Friday, June 11, 2010

Using Silks in Quilts

This is a work by Joann Kiehn, a pal from way back, who is doing a series of quilts with a dog theme. She uses hand dyed silk charmeuse, which she fuses with Wonder-under to construct her quilts. Obviously she is not afraid of color

Silk has a glow which makes it very handy for those things that should be glowy like this moon.
This detail shot shows the silk in the background and cotton leaves and stems in the foreground. Notice that the quilting is next to but not on top of the leaves and stems. This sets up the shapes without crushing the edges. Also notice that there is no fraying. The reason? The fused cottons or silks were cut without the (Wonder-Under) backing paper attached. Very important. See the sidebar under Helpful Stuff for links to more information about fusing.

One can also easily hand stitch through fused silk. The trick is to fuse the silk top directly to the batting* with no foundation fabric at all. Stitching through only two layers makes it like butter! After the hand work is done, the backing fabric is added. I use the Escape Hatch finish, also under Helpful Stuff.
*Do not use textured batting like Warm and Natural or White and Natural. It shows through the silk and warps the final product.

Some of you may have tried silk paints like Setacolor or Jacquard silk paint. There is a difference in the look of paint vs. dye. This quilt uses both. The painted silks are matte, while the dyed silks retain their shine.

I used silk charmeuse in combination with cottons to make this piece, A Triumph of Tulips. The silk must be heavy enough to be opaque, so I dye and fuse with 16mm charmeuse.

Silk shows the texture of the quilting better than anything.


  1. How spectacular, those colors are so inspiring to me. thank's alot for showing it to me
    Love Doris

  2. I love the pedicures on those dogs! Little red toenails!

    Photos don't do justice to the shining beauties you are showing here. Having seen some of them in person I can say they are even more amazing than pictured.

  3. Triumph of Tulips is spectacular. Thank you for more tips as well.

  4. Hi Melody!

    I'm a member of the 2Dye4Bee (a spin off of Prairie Star Guild in St. Charles!). I LOVE your blog! We haven't ventured into silk yet - but maybe we'll start soon! Thanks again for sharing!

  5. Love the moon piece and the tulips really are spectacular!

    Kristin F. in SC

  6. What a beautiful post to wake up to this morning. Makes me want to dye up some hot silk and make something bright and cheery after my loooong rainy season here in the north west.

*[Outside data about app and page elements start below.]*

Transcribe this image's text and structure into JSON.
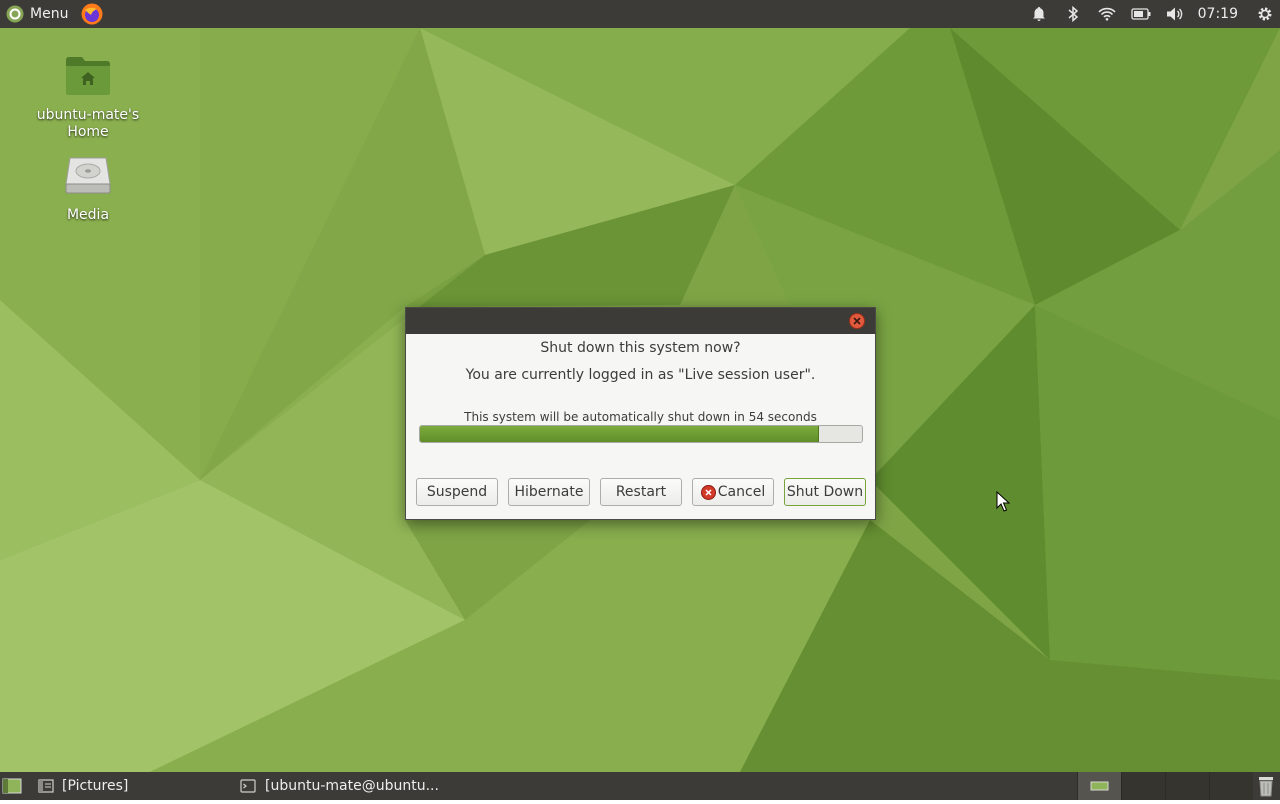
{
  "top_panel": {
    "menu_label": "Menu",
    "clock": "07:19",
    "icons": [
      "ubuntu-mate-logo-icon",
      "firefox-icon",
      "notification-bell-icon",
      "bluetooth-icon",
      "wifi-icon",
      "battery-icon",
      "volume-icon",
      "settings-gear-icon"
    ]
  },
  "desktop": {
    "icons": [
      {
        "label_line1": "ubuntu-mate's",
        "label_line2": "Home",
        "icon": "home-folder-icon"
      },
      {
        "label_line1": "Media",
        "icon": "hard-drive-icon"
      }
    ]
  },
  "dialog": {
    "title": "Shut down this system now?",
    "subtitle": "You are currently logged in as \"Live session user\".",
    "countdown_text": "This system will be automatically shut down in 54 seconds",
    "progress_fraction": 0.9,
    "buttons": {
      "suspend": "Suspend",
      "hibernate": "Hibernate",
      "restart": "Restart",
      "cancel": "Cancel",
      "shutdown": "Shut Down"
    },
    "accent_color": "#6a9a30"
  },
  "bottom_panel": {
    "tasks": [
      {
        "label": "[Pictures]",
        "icon": "file-manager-icon"
      },
      {
        "label": "[ubuntu-mate@ubuntu...",
        "icon": "terminal-icon"
      }
    ],
    "workspace_count": 4,
    "active_workspace": 1
  },
  "colors": {
    "panel": "#3c3b37",
    "wallpaper_base": "#7ea446"
  }
}
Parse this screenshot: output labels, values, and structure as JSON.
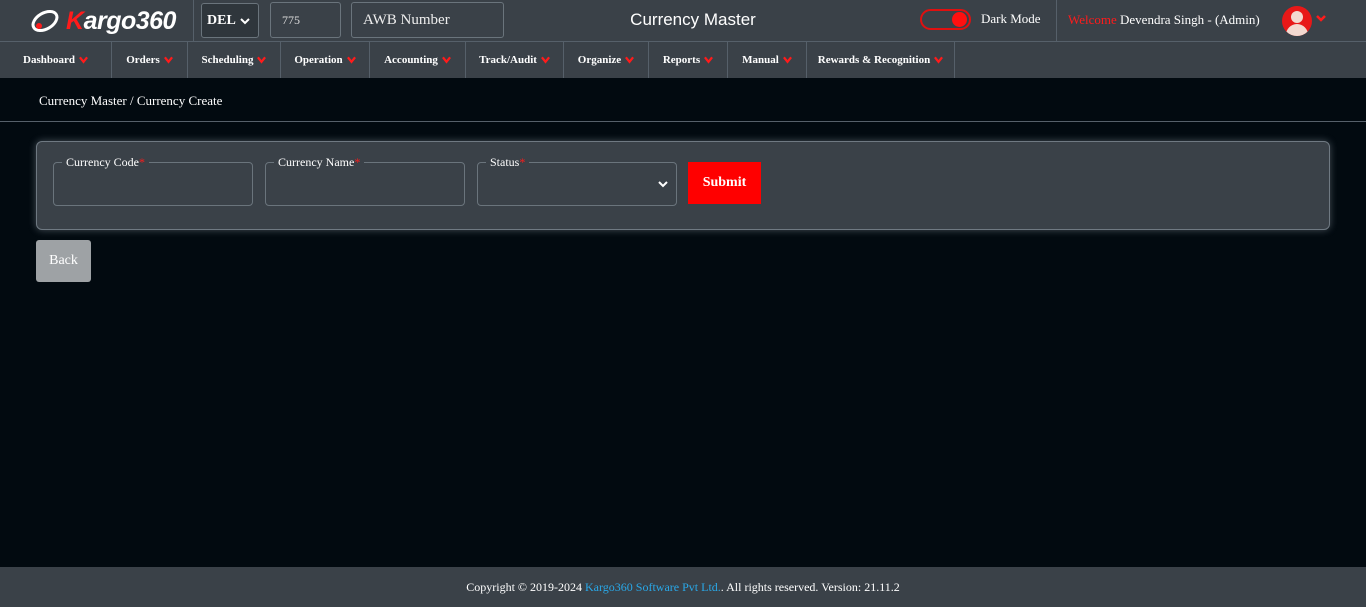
{
  "header": {
    "logo_text": "Kargo360",
    "station": "DEL",
    "awb_prefix": "775",
    "awb_placeholder": "AWB Number",
    "page_title": "Currency Master",
    "dark_mode_label": "Dark Mode",
    "welcome_label": "Welcome",
    "user_name": "Devendra Singh - (Admin)"
  },
  "nav": {
    "items": [
      {
        "label": "Dashboard"
      },
      {
        "label": "Orders"
      },
      {
        "label": "Scheduling"
      },
      {
        "label": "Operation"
      },
      {
        "label": "Accounting"
      },
      {
        "label": "Track/Audit"
      },
      {
        "label": "Organize"
      },
      {
        "label": "Reports"
      },
      {
        "label": "Manual"
      },
      {
        "label": "Rewards & Recognition"
      }
    ]
  },
  "breadcrumb": "Currency Master / Currency Create",
  "form": {
    "currency_code_label": "Currency Code",
    "currency_name_label": "Currency Name",
    "status_label": "Status",
    "required_mark": "*",
    "submit_label": "Submit"
  },
  "back_label": "Back",
  "footer": {
    "prefix": "Copyright © 2019-2024 ",
    "company": "Kargo360 Software Pvt Ltd.",
    "suffix": ". All rights reserved. Version: 21.11.2"
  },
  "colors": {
    "accent": "#ff0000",
    "link": "#29a8e8",
    "panel": "#3a4148",
    "background": "#020a10"
  }
}
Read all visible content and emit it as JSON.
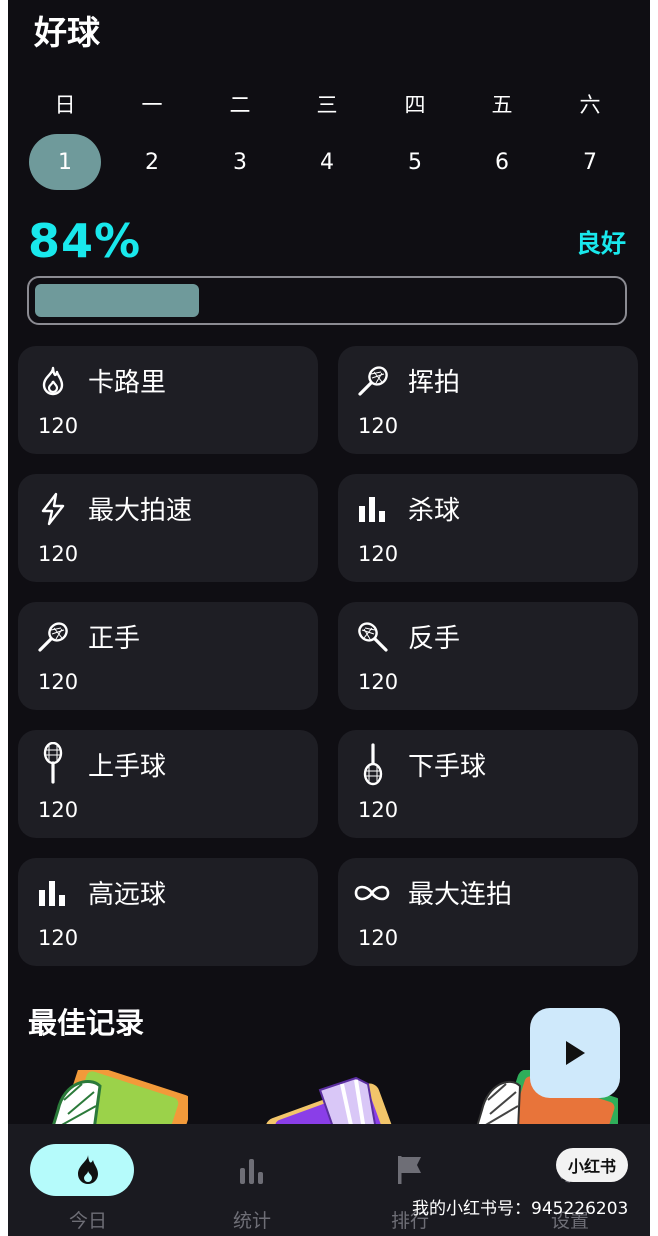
{
  "app": {
    "title": "好球"
  },
  "week": {
    "day_names": [
      "日",
      "一",
      "二",
      "三",
      "四",
      "五",
      "六"
    ],
    "dates": [
      "1",
      "2",
      "3",
      "4",
      "5",
      "6",
      "7"
    ],
    "selected_index": 0
  },
  "score": {
    "percent_label": "84%",
    "grade": "良好",
    "progress": 0.28
  },
  "stats": [
    {
      "icon": "flame-icon",
      "label": "卡路里",
      "value": "120"
    },
    {
      "icon": "racket-icon",
      "label": "挥拍",
      "value": "120"
    },
    {
      "icon": "lightning-icon",
      "label": "最大拍速",
      "value": "120"
    },
    {
      "icon": "bar-chart-icon",
      "label": "杀球",
      "value": "120"
    },
    {
      "icon": "racket-icon",
      "label": "正手",
      "value": "120"
    },
    {
      "icon": "racket-icon",
      "label": "反手",
      "value": "120"
    },
    {
      "icon": "racket-up-icon",
      "label": "上手球",
      "value": "120"
    },
    {
      "icon": "racket-down-icon",
      "label": "下手球",
      "value": "120"
    },
    {
      "icon": "bar-chart-icon",
      "label": "高远球",
      "value": "120"
    },
    {
      "icon": "infinity-icon",
      "label": "最大连拍",
      "value": "120"
    }
  ],
  "best_records": {
    "title": "最佳记录"
  },
  "tabs": [
    {
      "icon": "flame-icon",
      "label": "今日",
      "active": true
    },
    {
      "icon": "bar-chart-icon",
      "label": "统计",
      "active": false
    },
    {
      "icon": "flag-icon",
      "label": "排行",
      "active": false
    },
    {
      "icon": "gear-icon",
      "label": "设置",
      "active": false
    }
  ],
  "watermark": {
    "logo": "小红书",
    "text": "我的小红书号：945226203"
  },
  "colors": {
    "accent": "#19e8ec",
    "selected": "#6f9a9b",
    "background": "#0f0e13",
    "card": "#1e1e24"
  }
}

    Those dogs are too cute.

  7. Your last few posts contain so much fantastic information, thanks for your open willingness to share! :D

  8. Diane6:25 PM

    Melody, I feel so fortunate to have 'happened' upon your blog. The silks are so yummy! I am a dyer-wanna-be and having read everything I could get my hands on about the subject, I still feel apprehensive. One thing I am hoping to avoid when I do get to it is the resulting fabric being stiff. I have seen and handled many hand-dyed pieces only to find they are so stiff I would not want to use them in a quilt, or anything else for that matter. Is it correct in thinking that not all hand dyed cotton fabrics are stiff? I would appreciate any input on this. And while I may be apprehensive, I think I am ready and anxious to give this a go. We've had torrents of rain recently as well with more on the way. Ack! Thank you for your time.

  9. I still absolutely adore the quilt with the moon behind the row of trees. It's one of my favorites. Do you still own it and is it for sale?

  10. Melody,

    These are wonderful--I especially like "Triumph of Tulips"--maybe I need to try some silk pieces, the texture is fabulous.

  11. Diane, You asked about stiffness in dyed cotton fabrics, and there is absolutely no difference in the hand of dyed fabrics BUT there is A BIG DIFFERENCE in the hand of painted fabrics. Lots of 'fabric dyes' are really paint, not dye at all. Beware of the difference. I use procion dyes, a fiber reactive dye that is the industry standard.

  12. There are just no words for your quilts/Art. AMAZING. I have to tell you, I lose all sense of time looking at your work. I love all the colors, designs, I could go on and on and on. Thanks so much for sharing your talent and work with us. As a new pretty new quilter, you inspire me.


So nice of you to drop by. I love your comments, and if you would really like a reply, please email me at fibermania at g mail dot com